TASK REQUIREMENTS
Every record here must be set down once more, precisely as it reads.

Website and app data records
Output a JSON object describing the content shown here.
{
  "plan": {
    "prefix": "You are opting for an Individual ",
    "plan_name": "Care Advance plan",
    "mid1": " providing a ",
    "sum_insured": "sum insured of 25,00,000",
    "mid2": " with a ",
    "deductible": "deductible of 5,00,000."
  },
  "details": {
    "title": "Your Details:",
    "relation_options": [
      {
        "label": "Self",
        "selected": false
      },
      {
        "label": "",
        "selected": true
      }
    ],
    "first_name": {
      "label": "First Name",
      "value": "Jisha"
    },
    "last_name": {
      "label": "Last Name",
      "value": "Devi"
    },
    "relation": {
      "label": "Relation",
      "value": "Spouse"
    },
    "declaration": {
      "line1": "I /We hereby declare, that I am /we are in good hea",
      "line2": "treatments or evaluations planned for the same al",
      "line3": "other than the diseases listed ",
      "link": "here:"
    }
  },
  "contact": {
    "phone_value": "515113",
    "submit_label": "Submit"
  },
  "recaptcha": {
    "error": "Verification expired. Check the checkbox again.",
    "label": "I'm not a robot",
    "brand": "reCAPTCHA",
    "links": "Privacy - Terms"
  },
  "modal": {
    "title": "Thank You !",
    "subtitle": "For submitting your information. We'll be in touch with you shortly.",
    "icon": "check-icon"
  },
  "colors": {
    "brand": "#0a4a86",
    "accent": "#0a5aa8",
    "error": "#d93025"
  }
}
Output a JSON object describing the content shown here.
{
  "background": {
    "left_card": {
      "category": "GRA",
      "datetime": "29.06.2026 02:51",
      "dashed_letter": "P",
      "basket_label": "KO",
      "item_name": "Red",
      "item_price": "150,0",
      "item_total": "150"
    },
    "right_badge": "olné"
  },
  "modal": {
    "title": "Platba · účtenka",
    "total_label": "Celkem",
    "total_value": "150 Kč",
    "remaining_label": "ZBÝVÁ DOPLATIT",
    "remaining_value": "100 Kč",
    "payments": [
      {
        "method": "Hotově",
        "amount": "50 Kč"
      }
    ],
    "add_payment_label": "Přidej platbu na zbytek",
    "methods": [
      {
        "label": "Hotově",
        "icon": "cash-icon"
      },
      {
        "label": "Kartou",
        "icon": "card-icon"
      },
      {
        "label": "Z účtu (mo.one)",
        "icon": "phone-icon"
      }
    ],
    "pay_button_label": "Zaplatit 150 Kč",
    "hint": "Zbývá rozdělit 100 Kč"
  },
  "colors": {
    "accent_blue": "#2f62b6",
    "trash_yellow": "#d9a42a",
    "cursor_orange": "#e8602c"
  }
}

RESULT OF THE EXERCISE
Output a JSON object describing the content shown here.
{
  "plan": {
    "prefix": "You are opting for an Individual ",
    "plan_name": "Care Advance plan",
    "mid1": " providing a ",
    "sum_insured": "sum insured of 25,00,000",
    "mid2": " with a ",
    "deductible": "deductible of 5,00,000."
  },
  "details": {
    "title": "Your Details:",
    "relation_options": [
      {
        "label": "Self",
        "selected": false
      },
      {
        "label": "",
        "selected": true
      }
    ],
    "first_name": {
      "label": "First Name",
      "value": "Jisha"
    },
    "last_name": {
      "label": "Last Name",
      "value": "Devi"
    },
    "relation": {
      "label": "Relation",
      "value": "Spouse"
    },
    "declaration": {
      "line1": "I /We hereby declare, that I am /we are in good hea",
      "line2": "treatments or evaluations planned for the same al",
      "line3": "other than the diseases listed ",
      "link": "here:"
    }
  },
  "contact": {
    "phone_value": "515113",
    "submit_label": "Submit"
  },
  "recaptcha": {
    "error": "Verification expired. Check the checkbox again.",
    "label": "I'm not a robot",
    "brand": "reCAPTCHA",
    "links": "Privacy - Terms"
  },
  "modal": {
    "title": "Thank You !",
    "subtitle": "For submitting your information. We'll be in touch with you shortly.",
    "icon": "check-icon"
  },
  "colors": {
    "brand": "#0a4a86",
    "accent": "#0a5aa8",
    "error": "#d93025"
  }
}
Output a JSON object describing the content shown here.
{
  "background": {
    "left_card": {
      "category": "GRA",
      "datetime": "29.06.2026 02:51",
      "dashed_letter": "P",
      "basket_label": "KO",
      "item_name": "Red",
      "item_price": "150,0",
      "item_total": "150"
    },
    "right_badge": "olné"
  },
  "modal": {
    "title": "Platba · účtenka",
    "total_label": "Celkem",
    "total_value": "150 Kč",
    "remaining_label": "ZBÝVÁ DOPLATIT",
    "remaining_value": "100 Kč",
    "payments": [
      {
        "method": "Hotově",
        "amount": "50 Kč"
      }
    ],
    "add_payment_label": "Přidej platbu na zbytek",
    "methods": [
      {
        "label": "Hotově",
        "icon": "cash-icon"
      },
      {
        "label": "Kartou",
        "icon": "card-icon"
      },
      {
        "label": "Z účtu (mo.one)",
        "icon": "phone-icon"
      }
    ],
    "pay_button_label": "Zaplatit 150 Kč",
    "hint": "Zbývá rozdělit 100 Kč"
  },
  "colors": {
    "accent_blue": "#2f62b6",
    "trash_yellow": "#d9a42a",
    "cursor_orange": "#e8602c"
  }
}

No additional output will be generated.